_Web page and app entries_
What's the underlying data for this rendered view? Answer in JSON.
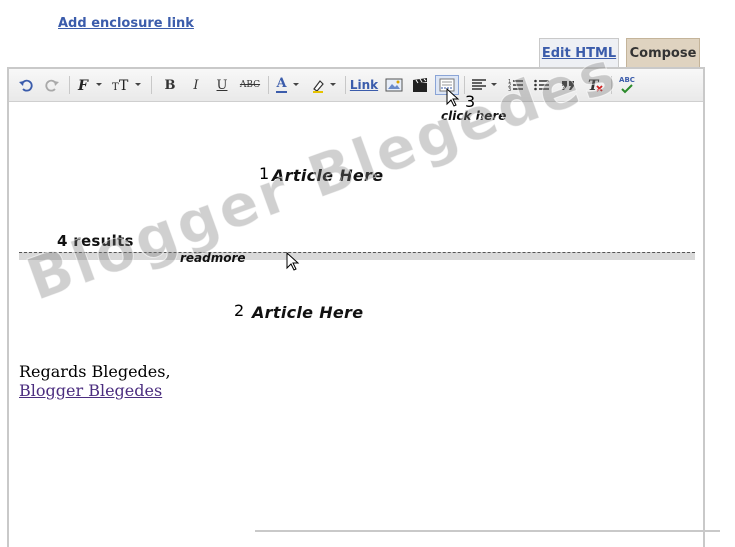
{
  "header": {
    "enclosure_link": "Add enclosure link"
  },
  "tabs": [
    {
      "label": "Edit HTML"
    },
    {
      "label": "Compose",
      "selected": true
    }
  ],
  "toolbar": {
    "undo_icon": "undo-icon",
    "redo_icon": "redo-icon",
    "font_icon": "font-family-icon",
    "font_size_icon": "font-size-icon",
    "bold": "B",
    "italic": "I",
    "underline": "U",
    "strike": "ABC",
    "text_color_label": "A",
    "link_label": "Link",
    "spellcheck_label": "ABC",
    "colors": {
      "toolbar_bg": "#eeeeee",
      "link": "#3b5cab",
      "compose_tab": "#dfd3c0"
    }
  },
  "annotations": {
    "step1": "1",
    "step2": "2",
    "step3": "3",
    "click_here": "click here"
  },
  "content": {
    "article1": "Article Here",
    "results": "4 results",
    "readmore": "readmore",
    "article2": "Article Here",
    "regards": "Regards Blegedes,",
    "blog_link": "Blogger Blegedes"
  },
  "watermark": "Blogger Blegedes"
}
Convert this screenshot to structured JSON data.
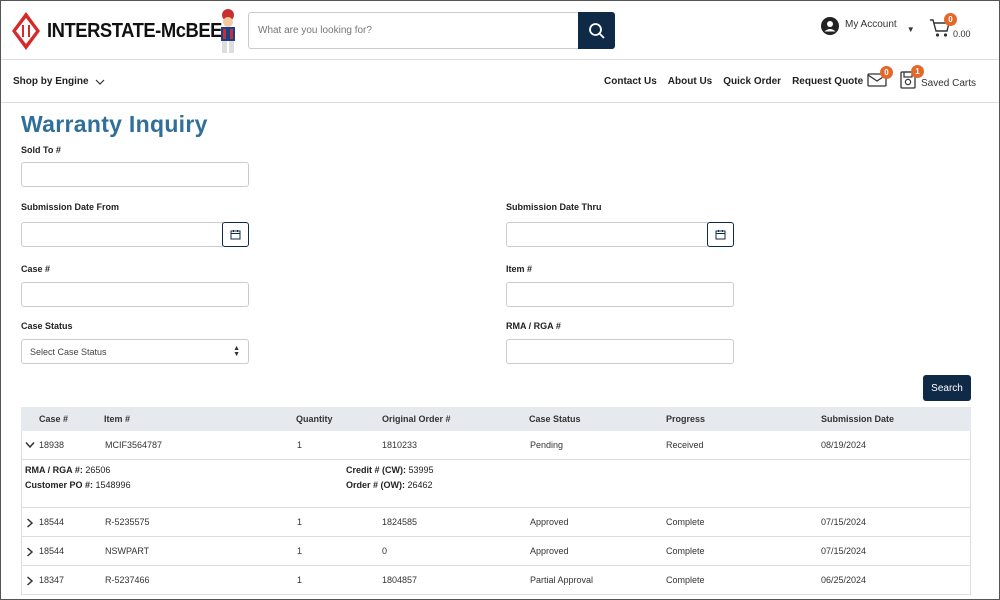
{
  "brand": {
    "name": "INTERSTATE-McBEE",
    "accent": "#e3692a",
    "navy": "#0e2a47",
    "title_blue": "#2f6f9a"
  },
  "header": {
    "search_placeholder": "What are you looking for?",
    "search_icon": "search-icon",
    "account_label": "My Account",
    "cart_badge": "0",
    "cart_total": "0.00"
  },
  "nav": {
    "shop_by_engine": "Shop by Engine",
    "links": [
      "Contact Us",
      "About Us",
      "Quick Order",
      "Request Quote"
    ],
    "mail_badge": "0",
    "saved_badge": "1",
    "saved_carts": "Saved Carts"
  },
  "form": {
    "title": "Warranty Inquiry",
    "sold_to_label": "Sold To #",
    "submission_from_label": "Submission Date From",
    "submission_thru_label": "Submission Date Thru",
    "case_label": "Case #",
    "item_label": "Item #",
    "case_status_label": "Case Status",
    "case_status_value": "Select Case Status",
    "rma_label": "RMA / RGA #",
    "search_button": "Search"
  },
  "table": {
    "columns": [
      "Case #",
      "Item #",
      "Quantity",
      "Original Order #",
      "Case Status",
      "Progress",
      "Submission Date"
    ],
    "rows": [
      {
        "case": "18938",
        "item": "MCIF3564787",
        "qty": "1",
        "order": "1810233",
        "status": "Pending",
        "progress": "Received",
        "date": "08/19/2024",
        "expanded": true
      },
      {
        "case": "18544",
        "item": "R-5235575",
        "qty": "1",
        "order": "1824585",
        "status": "Approved",
        "progress": "Complete",
        "date": "07/15/2024",
        "expanded": false
      },
      {
        "case": "18544",
        "item": "NSWPART",
        "qty": "1",
        "order": "0",
        "status": "Approved",
        "progress": "Complete",
        "date": "07/15/2024",
        "expanded": false
      },
      {
        "case": "18347",
        "item": "R-5237466",
        "qty": "1",
        "order": "1804857",
        "status": "Partial Approval",
        "progress": "Complete",
        "date": "06/25/2024",
        "expanded": false
      }
    ],
    "detail": {
      "rma_label": "RMA / RGA #:",
      "rma_value": "26506",
      "po_label": "Customer PO #:",
      "po_value": "1548996",
      "credit_label": "Credit # (CW):",
      "credit_value": "53995",
      "order_label": "Order # (OW):",
      "order_value": "26462"
    }
  }
}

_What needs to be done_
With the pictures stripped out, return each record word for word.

_Solution to the problem_
What's the underlying data for this rendered view? Answer in JSON.
{
  "header": {
    "enclosure_link": "Add enclosure link"
  },
  "tabs": [
    {
      "label": "Edit HTML"
    },
    {
      "label": "Compose",
      "selected": true
    }
  ],
  "toolbar": {
    "undo_icon": "undo-icon",
    "redo_icon": "redo-icon",
    "font_icon": "font-family-icon",
    "font_size_icon": "font-size-icon",
    "bold": "B",
    "italic": "I",
    "underline": "U",
    "strike": "ABC",
    "text_color_label": "A",
    "link_label": "Link",
    "spellcheck_label": "ABC",
    "colors": {
      "toolbar_bg": "#eeeeee",
      "link": "#3b5cab",
      "compose_tab": "#dfd3c0"
    }
  },
  "annotations": {
    "step1": "1",
    "step2": "2",
    "step3": "3",
    "click_here": "click here"
  },
  "content": {
    "article1": "Article Here",
    "results": "4 results",
    "readmore": "readmore",
    "article2": "Article Here",
    "regards": "Regards Blegedes,",
    "blog_link": "Blogger Blegedes"
  },
  "watermark": "Blogger Blegedes"
}
Convert this screenshot to structured JSON data.
{
  "brand": {
    "name": "INTERSTATE-McBEE",
    "accent": "#e3692a",
    "navy": "#0e2a47",
    "title_blue": "#2f6f9a"
  },
  "header": {
    "search_placeholder": "What are you looking for?",
    "search_icon": "search-icon",
    "account_label": "My Account",
    "cart_badge": "0",
    "cart_total": "0.00"
  },
  "nav": {
    "shop_by_engine": "Shop by Engine",
    "links": [
      "Contact Us",
      "About Us",
      "Quick Order",
      "Request Quote"
    ],
    "mail_badge": "0",
    "saved_badge": "1",
    "saved_carts": "Saved Carts"
  },
  "form": {
    "title": "Warranty Inquiry",
    "sold_to_label": "Sold To #",
    "submission_from_label": "Submission Date From",
    "submission_thru_label": "Submission Date Thru",
    "case_label": "Case #",
    "item_label": "Item #",
    "case_status_label": "Case Status",
    "case_status_value": "Select Case Status",
    "rma_label": "RMA / RGA #",
    "search_button": "Search"
  },
  "table": {
    "columns": [
      "Case #",
      "Item #",
      "Quantity",
      "Original Order #",
      "Case Status",
      "Progress",
      "Submission Date"
    ],
    "rows": [
      {
        "case": "18938",
        "item": "MCIF3564787",
        "qty": "1",
        "order": "1810233",
        "status": "Pending",
        "progress": "Received",
        "date": "08/19/2024",
        "expanded": true
      },
      {
        "case": "18544",
        "item": "R-5235575",
        "qty": "1",
        "order": "1824585",
        "status": "Approved",
        "progress": "Complete",
        "date": "07/15/2024",
        "expanded": false
      },
      {
        "case": "18544",
        "item": "NSWPART",
        "qty": "1",
        "order": "0",
        "status": "Approved",
        "progress": "Complete",
        "date": "07/15/2024",
        "expanded": false
      },
      {
        "case": "18347",
        "item": "R-5237466",
        "qty": "1",
        "order": "1804857",
        "status": "Partial Approval",
        "progress": "Complete",
        "date": "06/25/2024",
        "expanded": false
      }
    ],
    "detail": {
      "rma_label": "RMA / RGA #:",
      "rma_value": "26506",
      "po_label": "Customer PO #:",
      "po_value": "1548996",
      "credit_label": "Credit # (CW):",
      "credit_value": "53995",
      "order_label": "Order # (OW):",
      "order_value": "26462"
    }
  }
}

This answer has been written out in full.